  12. I’ve narrowed down the number of blogs I read, but I always read yours. Just what I need, over and over again!

    I hesitate to ask my ‘question’ because you may have already answered it and I’ve already forgotten; but I’m thinking right now that I’ve really messed up. Like, a buying mistake.

    My father and I have both had our DNA at MyHeritage for a while. I have now purchased kits for my three brothers, thinking this would help me find as many matches as possible that relate to my mother’s line, since she has been deceased for over 30 years.

    I just had a conversation with a MyHeritage employee, who told me that there is no way I can filter out the matches my brothers and I share with our father. And (since there is no label “Father’s Match” designation like at Ancestry) I will have to open literally every single match for all four of us, in order to scroll down to shared matches (a lengthy process with my particular internet connection) to even make a note that the person shares a match with our father.

    Is there a way of dealing with this??

    Thank you in advance for any help you can give to me.

    • Yes, download all of your matches into a common spreadsheet. I colorize mine. Then, sort by match name. You will quickly be able to see any with your father’s “color” and the ones that no one matches with your father are the ones from your mother. Here’s how to do this from MyHeritage:

      To export the list of DNA matches for your DNA kit or a kit you manage, please do the following:

      1. Go to the DNA Matches page

      2. Select the person for whom you want to view the DNA matches

      3. Click on “Advanced options” on the right-hand side

      4. Select “Export entire DNA Matches list”:

      https://faq.myheritage.com/en/article/how-can-i-export-the-list-of-my-dna-matches

      • Oh, wow!
        You’ve made that seem so simple – I feel like I should have figured it out myself, but I sure didn’t – so thank you, thank you, thank you for taking the time to reply (so simply and yet so thoroughly) to my questions!! I’m feeling much more optimistic right now, and I’m off to follow the directions!
        : )
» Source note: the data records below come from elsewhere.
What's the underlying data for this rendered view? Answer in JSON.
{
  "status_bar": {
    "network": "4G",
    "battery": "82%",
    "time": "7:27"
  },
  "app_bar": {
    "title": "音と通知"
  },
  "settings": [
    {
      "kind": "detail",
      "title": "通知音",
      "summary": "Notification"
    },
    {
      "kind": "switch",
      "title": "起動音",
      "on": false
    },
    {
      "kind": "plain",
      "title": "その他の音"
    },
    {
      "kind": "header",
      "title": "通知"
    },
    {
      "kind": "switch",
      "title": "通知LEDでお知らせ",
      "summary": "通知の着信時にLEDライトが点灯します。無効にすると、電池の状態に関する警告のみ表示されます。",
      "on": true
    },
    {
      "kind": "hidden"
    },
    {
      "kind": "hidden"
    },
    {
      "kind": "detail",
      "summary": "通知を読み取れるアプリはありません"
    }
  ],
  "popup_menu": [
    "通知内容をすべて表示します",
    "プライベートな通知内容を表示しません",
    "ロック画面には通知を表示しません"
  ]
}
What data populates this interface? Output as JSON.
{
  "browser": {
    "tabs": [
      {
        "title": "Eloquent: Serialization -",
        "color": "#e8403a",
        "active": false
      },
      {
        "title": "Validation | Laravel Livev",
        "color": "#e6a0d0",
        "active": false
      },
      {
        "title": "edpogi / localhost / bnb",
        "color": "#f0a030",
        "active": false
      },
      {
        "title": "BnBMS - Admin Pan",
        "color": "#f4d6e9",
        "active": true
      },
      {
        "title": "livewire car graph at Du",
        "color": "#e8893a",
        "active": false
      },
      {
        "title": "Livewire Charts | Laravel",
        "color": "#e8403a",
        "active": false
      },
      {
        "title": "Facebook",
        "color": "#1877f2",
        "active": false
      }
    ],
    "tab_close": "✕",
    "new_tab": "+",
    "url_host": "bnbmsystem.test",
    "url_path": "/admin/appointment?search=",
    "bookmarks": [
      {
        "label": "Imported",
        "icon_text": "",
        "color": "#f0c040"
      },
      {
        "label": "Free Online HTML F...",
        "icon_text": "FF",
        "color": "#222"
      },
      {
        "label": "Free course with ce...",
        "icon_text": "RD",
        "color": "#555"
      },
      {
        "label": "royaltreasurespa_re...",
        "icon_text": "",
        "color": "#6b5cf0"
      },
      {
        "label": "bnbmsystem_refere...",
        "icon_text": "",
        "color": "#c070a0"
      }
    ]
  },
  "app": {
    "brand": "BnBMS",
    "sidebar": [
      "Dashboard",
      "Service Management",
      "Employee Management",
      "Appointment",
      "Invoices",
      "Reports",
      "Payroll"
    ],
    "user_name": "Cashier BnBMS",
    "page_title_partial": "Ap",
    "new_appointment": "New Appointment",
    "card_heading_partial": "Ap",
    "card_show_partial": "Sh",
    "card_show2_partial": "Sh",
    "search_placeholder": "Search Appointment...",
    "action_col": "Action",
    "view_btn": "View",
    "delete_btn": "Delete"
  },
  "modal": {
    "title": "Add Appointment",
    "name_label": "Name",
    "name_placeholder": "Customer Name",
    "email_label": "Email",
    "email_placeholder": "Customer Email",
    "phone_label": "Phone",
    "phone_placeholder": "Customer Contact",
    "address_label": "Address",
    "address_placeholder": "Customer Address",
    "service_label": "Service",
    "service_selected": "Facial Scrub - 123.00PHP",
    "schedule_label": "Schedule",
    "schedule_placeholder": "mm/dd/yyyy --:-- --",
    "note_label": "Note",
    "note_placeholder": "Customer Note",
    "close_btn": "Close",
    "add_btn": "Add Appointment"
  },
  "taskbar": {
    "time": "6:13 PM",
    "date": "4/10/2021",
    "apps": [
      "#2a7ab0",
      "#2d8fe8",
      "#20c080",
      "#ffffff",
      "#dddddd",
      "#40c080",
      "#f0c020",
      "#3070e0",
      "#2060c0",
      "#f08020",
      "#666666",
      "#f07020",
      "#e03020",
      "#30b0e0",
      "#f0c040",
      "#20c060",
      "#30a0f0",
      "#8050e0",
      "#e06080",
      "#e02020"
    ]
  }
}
  13. Thank you for all the enlightenment that you have given me and all the many people to whom I have forwarded links to many of your posts. Whenever i have contact with a person just becoming acquainted with DNA and genealogy, yours is the site to which I refer them first. For an overview, the post Which DNA Test is the Best is the best there is.

    You write: “One of the tools I utilize regularly is segment search to see who else matches me on a specific segment, attached to an ancestor I’m researching.” I have just subscribed to Tier 1 utilities at Gedmatch, and I too am extraordinarily pleased with this search. How about an article about it with some ideas on how to best capture the data? I tried just copying and pasting into a Word document, and the table resulting was a disaster..

    I suppose an Excel spreadsheet would work much better, but, alas, my inability to work with Excel is well known to all my former work colleagues and my current contacts. Simple instructions that even I could understand on how to export form Gedcom to such a spreadsheet would be very, very much appreciated.

    I would also like to know if MyHeritage has any plans for a similar search. I don’t think they have one now, and I am sure that FTDNA does not either. My work on my Rhinehart brick wall is much advanced by the Gedmatch search, and would be even further advanced could I query the databases at MY and FTDNA.

    Thanks for considering this proposed post.

      • Thank you very much for taking the time to think about it. I hope that you will also be able to find the time (though how you do is beyond me) to do the post.

        • I wrote an article about how to use Excel some time back. Excel is one of those things that works well if nothing hiccups and you know what you’re doing. Guaranteed, nothing until after RootsTech. 😁

Leave a Reply to Marci in Mexico Cancel reply